Definition of specific biochemical functions in higher animals (including humans) for the ultratrace elements boron, silicon, vanadium, nickel, and arsenic still has not been achieved although all of these elements have been described as being essential nutrients. Recently, many new findings from studies using molecular biology techniques, sophisticated equipment, unusual organisms, and newly defined enzymes have revealed possible sites of essential action for these five elements. Based on these findings and the response of animals and/or humans to low intakes of these elements, the following speculations have been presented: 1) Boron has a role that affects cell membrane characteristics and transmembrane signaling. 2) Silicon is necessary for the association between cells and one or more macromolecules such as osteonectin, which affects cartilage composition and ultimately cartilage calcification. 3) Vanadium reacts with hydrogen peroxide to form a pervanadate that is required to catalyze the oxidation of halide ions and/or stimulate the phosphorylation of receptor proteins. 4) Nickel is needed for the CO2-fixation to propionyl-CoA to form D-methylmalonyl-CoA. 5) Arsenic has an important role in the conversion of methionine to its metabolites taurine, labile methyl, and the polyamines. If any of these speculations are found to be true, the element involved will be firmly established as having a nutritional requirement because the body obviously cannot synthesize it. Based on animal findings, the dietary requirement is likely to be small; that is, expressed in micrograms per day.

Silicon, fibre, and atherosclerosis

         (Schwarz 1977) Download

A logical argument can be made for the hypothesis that lack of silicon may be an important aetiological factor in atherosclerosis. As silicic acid or its derivatives, silicon is essential for growth. It is found mainly in connective tissue, where it functions as a cross-linking agent. Unusually high amounts of bound silicon are present in the arterial wall, especially in the intima. Various kinds of dietary fibre have been reported to be effective in preventing experimental models of atherosclerosis, reducing cholesterol and blood-lipid levels, and binding bile acids in vitro. Exceptionally large amounts of silicon (1000 to 25 000 p.p.m.) were found in fibre products of greatly varying origin and chemical composition which were active in these tests. Inactive materials, such as different types of purified cellulose, contained only negligible quantities of the element. It is concluded that silicate-silicon may be the active agent in dietary fibre which affects the development of atherosclerosis. Two out of three samples of bran also had relatively low levels, which could explain why bran does not lower serum-cholesterol. The fact that atherosclerosis has a low incidence in less developed countries may be related to the availability of dietary silicon. Two instances are presented where silicon is reduced by industrial treatment: white flour and refined soy products were much lower in silicon than--their respective crude natural products. The chemical nature of silicon in different types of fibre is not known. It could exist as orthosilic acid, polymeric silicic acid, colloidal silica (opal), dense silica concentrations, or in the form of organically bound derivatives of silicic acid (silanolates). Possible mechanisms of action are discussed.

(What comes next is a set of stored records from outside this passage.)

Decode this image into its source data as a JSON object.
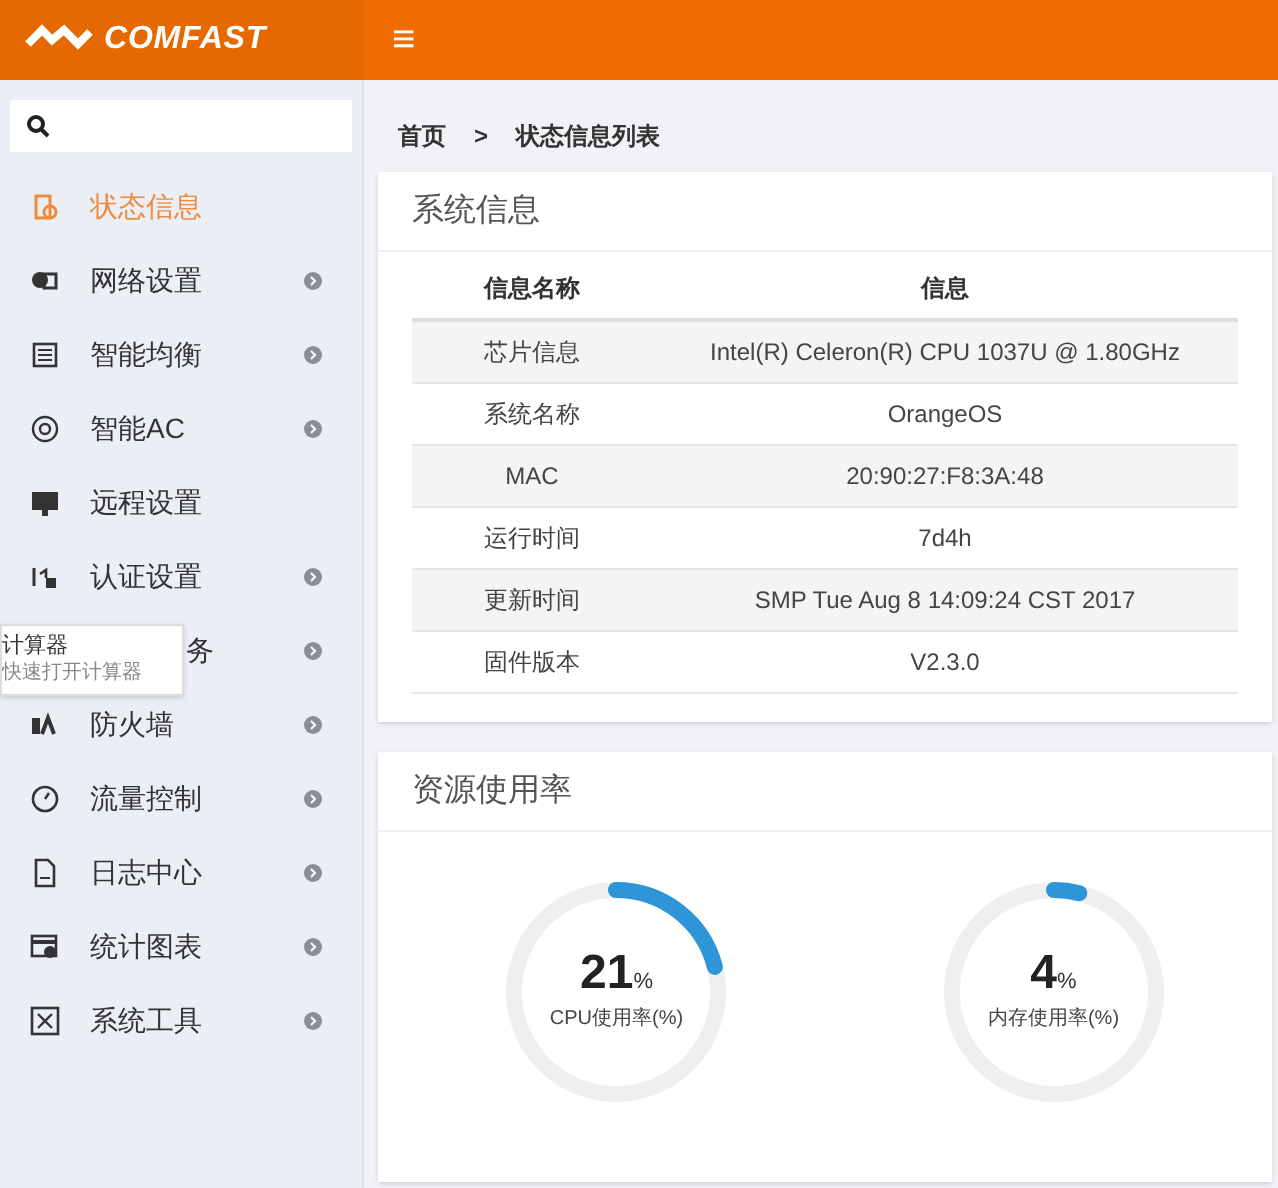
{
  "header": {
    "logo": "COMFAST",
    "menu_glyph": "≡"
  },
  "sidebar": {
    "items": [
      {
        "label": "状态信息",
        "selected": true,
        "arrow": false
      },
      {
        "label": "网络设置",
        "selected": false,
        "arrow": true
      },
      {
        "label": "智能均衡",
        "selected": false,
        "arrow": true
      },
      {
        "label": "智能AC",
        "selected": false,
        "arrow": true
      },
      {
        "label": "远程设置",
        "selected": false,
        "arrow": false
      },
      {
        "label": "认证设置",
        "selected": false,
        "arrow": true
      },
      {
        "label": "务",
        "selected": false,
        "arrow": true
      },
      {
        "label": "防火墙",
        "selected": false,
        "arrow": true
      },
      {
        "label": "流量控制",
        "selected": false,
        "arrow": true
      },
      {
        "label": "日志中心",
        "selected": false,
        "arrow": true
      },
      {
        "label": "统计图表",
        "selected": false,
        "arrow": true
      },
      {
        "label": "系统工具",
        "selected": false,
        "arrow": true
      }
    ],
    "tooltip": {
      "title": "计算器",
      "subtitle": "快速打开计算器"
    }
  },
  "breadcrumb": [
    "首页",
    ">",
    "状态信息列表"
  ],
  "system_info": {
    "title": "系统信息",
    "columns": [
      "信息名称",
      "信息"
    ],
    "rows": [
      [
        "芯片信息",
        "Intel(R) Celeron(R) CPU 1037U @ 1.80GHz"
      ],
      [
        "系统名称",
        "OrangeOS"
      ],
      [
        "MAC",
        "20:90:27:F8:3A:48"
      ],
      [
        "运行时间",
        "7d4h"
      ],
      [
        "更新时间",
        "SMP Tue Aug 8 14:09:24 CST 2017"
      ],
      [
        "固件版本",
        "V2.3.0"
      ]
    ]
  },
  "resources": {
    "title": "资源使用率",
    "gauges": [
      {
        "value": "21",
        "unit": "%",
        "label": "CPU使用率(%)",
        "level": 0.21
      },
      {
        "value": "4",
        "unit": "%",
        "label": "内存使用率(%)",
        "level": 0.04
      }
    ]
  }
}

References

Carlisle, E. M. (1980). "Biochemical and morphological changes associated with long bone abnormalities in silicon deficiency." J Nutr 110(5): 1046-56.

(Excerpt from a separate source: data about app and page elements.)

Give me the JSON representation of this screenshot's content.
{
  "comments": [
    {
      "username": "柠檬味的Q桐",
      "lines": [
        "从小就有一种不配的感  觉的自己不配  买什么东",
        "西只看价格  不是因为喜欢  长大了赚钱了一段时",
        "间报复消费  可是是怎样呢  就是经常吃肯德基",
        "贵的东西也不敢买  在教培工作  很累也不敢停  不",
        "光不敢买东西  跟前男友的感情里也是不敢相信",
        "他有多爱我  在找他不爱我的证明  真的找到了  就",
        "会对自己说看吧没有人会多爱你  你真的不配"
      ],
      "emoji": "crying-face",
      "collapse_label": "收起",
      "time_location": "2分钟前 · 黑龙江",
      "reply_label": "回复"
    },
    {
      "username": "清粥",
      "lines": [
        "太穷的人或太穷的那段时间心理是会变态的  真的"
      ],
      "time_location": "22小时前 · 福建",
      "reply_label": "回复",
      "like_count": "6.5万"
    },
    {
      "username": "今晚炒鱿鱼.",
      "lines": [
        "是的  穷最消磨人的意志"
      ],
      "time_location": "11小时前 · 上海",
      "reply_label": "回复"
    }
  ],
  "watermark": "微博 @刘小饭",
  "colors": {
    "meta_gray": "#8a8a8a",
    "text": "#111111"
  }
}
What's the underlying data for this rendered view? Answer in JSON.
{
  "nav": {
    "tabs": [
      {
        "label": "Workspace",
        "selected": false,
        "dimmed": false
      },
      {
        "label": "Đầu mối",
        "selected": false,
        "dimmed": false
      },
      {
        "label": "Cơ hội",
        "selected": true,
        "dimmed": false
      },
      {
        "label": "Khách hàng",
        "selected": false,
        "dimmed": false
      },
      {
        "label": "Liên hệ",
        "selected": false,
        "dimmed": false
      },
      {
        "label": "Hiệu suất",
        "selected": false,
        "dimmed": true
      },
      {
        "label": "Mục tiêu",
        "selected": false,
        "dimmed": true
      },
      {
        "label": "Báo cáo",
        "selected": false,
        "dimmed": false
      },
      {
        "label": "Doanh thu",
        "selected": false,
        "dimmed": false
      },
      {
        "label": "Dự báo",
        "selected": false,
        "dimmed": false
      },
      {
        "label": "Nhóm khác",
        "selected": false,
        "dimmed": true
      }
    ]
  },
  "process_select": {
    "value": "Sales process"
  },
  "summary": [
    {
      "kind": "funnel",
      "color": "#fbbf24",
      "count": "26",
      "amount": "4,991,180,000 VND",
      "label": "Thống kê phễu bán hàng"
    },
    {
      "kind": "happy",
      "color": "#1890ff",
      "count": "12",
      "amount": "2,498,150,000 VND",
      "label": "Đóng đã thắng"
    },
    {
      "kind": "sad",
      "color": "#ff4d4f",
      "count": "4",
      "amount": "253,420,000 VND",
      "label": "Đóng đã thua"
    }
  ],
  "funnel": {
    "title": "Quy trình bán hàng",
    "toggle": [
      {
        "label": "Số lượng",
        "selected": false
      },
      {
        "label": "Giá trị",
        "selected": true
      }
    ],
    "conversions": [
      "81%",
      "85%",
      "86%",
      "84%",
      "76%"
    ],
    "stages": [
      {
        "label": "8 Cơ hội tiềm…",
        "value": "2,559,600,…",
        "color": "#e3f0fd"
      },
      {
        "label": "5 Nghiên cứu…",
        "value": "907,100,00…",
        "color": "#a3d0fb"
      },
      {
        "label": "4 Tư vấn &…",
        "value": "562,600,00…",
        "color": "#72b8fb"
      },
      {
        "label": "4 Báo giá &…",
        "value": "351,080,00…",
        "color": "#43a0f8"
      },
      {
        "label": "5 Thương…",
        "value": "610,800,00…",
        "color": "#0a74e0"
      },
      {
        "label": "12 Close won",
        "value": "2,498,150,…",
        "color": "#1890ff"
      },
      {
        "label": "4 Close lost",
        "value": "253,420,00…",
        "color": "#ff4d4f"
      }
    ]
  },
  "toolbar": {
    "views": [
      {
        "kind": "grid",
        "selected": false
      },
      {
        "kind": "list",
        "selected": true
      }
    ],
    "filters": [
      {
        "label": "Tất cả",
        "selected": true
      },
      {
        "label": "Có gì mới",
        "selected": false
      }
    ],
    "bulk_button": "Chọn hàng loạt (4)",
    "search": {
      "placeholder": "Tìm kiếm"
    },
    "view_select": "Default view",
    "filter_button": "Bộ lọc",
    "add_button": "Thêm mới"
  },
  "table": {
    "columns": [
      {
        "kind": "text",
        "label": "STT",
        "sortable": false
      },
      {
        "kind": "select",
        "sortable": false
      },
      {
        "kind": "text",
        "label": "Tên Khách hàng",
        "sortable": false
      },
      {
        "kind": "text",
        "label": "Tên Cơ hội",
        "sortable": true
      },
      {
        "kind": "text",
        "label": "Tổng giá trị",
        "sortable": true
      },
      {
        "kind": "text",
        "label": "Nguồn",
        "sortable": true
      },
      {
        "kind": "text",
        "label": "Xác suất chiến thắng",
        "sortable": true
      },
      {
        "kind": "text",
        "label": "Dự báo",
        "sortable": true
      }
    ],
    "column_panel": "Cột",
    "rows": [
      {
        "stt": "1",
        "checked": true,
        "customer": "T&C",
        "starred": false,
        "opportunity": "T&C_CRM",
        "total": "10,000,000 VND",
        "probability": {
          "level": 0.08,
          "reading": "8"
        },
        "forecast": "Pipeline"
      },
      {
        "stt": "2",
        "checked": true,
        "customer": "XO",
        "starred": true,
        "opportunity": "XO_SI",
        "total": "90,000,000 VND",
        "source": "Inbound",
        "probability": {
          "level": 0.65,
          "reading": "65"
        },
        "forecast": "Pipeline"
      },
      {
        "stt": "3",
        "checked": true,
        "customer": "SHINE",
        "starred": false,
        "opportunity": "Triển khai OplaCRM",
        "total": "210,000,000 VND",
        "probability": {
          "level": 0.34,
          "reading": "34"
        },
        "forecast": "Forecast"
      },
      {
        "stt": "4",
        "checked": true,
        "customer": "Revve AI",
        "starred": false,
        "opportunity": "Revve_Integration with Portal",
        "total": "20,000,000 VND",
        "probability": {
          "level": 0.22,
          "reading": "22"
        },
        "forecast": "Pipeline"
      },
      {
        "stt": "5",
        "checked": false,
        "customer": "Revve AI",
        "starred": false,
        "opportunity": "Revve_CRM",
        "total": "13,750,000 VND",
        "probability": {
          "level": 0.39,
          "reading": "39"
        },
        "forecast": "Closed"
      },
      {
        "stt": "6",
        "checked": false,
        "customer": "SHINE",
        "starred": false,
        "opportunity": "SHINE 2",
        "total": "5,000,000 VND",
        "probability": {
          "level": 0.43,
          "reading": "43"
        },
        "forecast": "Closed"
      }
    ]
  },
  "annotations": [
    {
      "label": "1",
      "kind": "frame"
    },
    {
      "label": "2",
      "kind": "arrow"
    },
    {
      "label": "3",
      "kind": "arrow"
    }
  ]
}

Carlisle, E. M. (1988). "Silicon as a trace nutrient." Sci Total Environ 73(1-2): 95-106.

Jugdaohsingh, R. (2007). "Silicon and bone health." J Nutr Health Aging 11(2): 99-110.

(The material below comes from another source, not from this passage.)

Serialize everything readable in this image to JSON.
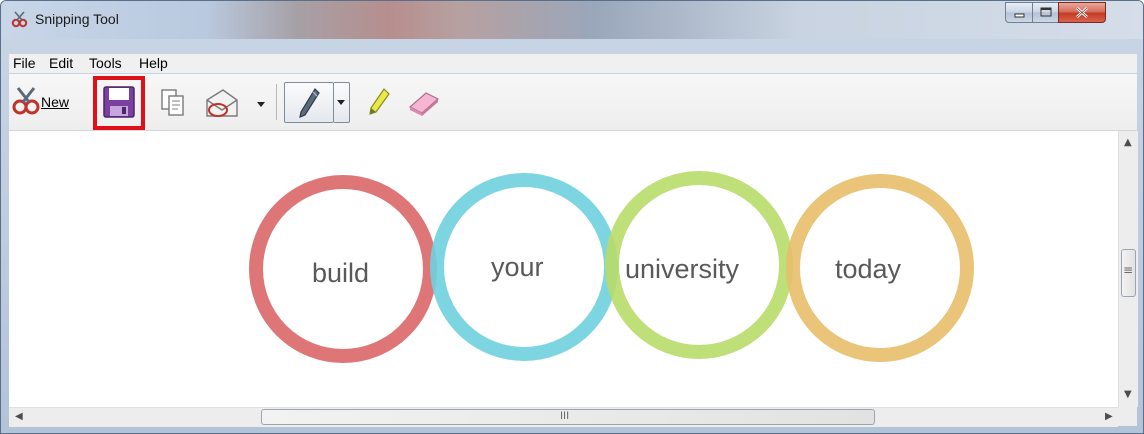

Maehira, F., K. Motomura, et al. (2011). "Soluble silica and coral sand suppress high blood pressure and improve the related aortic gene expressions in spontaneously hypertensive rats." Nutr Res 31(2): 147-56.

Nielsen, F. H. (1991). "Nutritional requirements for boron, silicon, vanadium, nickel, and arsenic: current knowledge and speculation." FASEB J 5(12): 2661-7.

Nielsen, F. H. and H. H. Sandstead (1974). "Are nickel, vanadium, silicon, fluorine, and tin essential for man? A review." Am J Clin Nutr 27(5): 515-20.

Schwarz, K. (1977). "Silicon, fibre, and atherosclerosis." Lancet 1(8009): 454-7.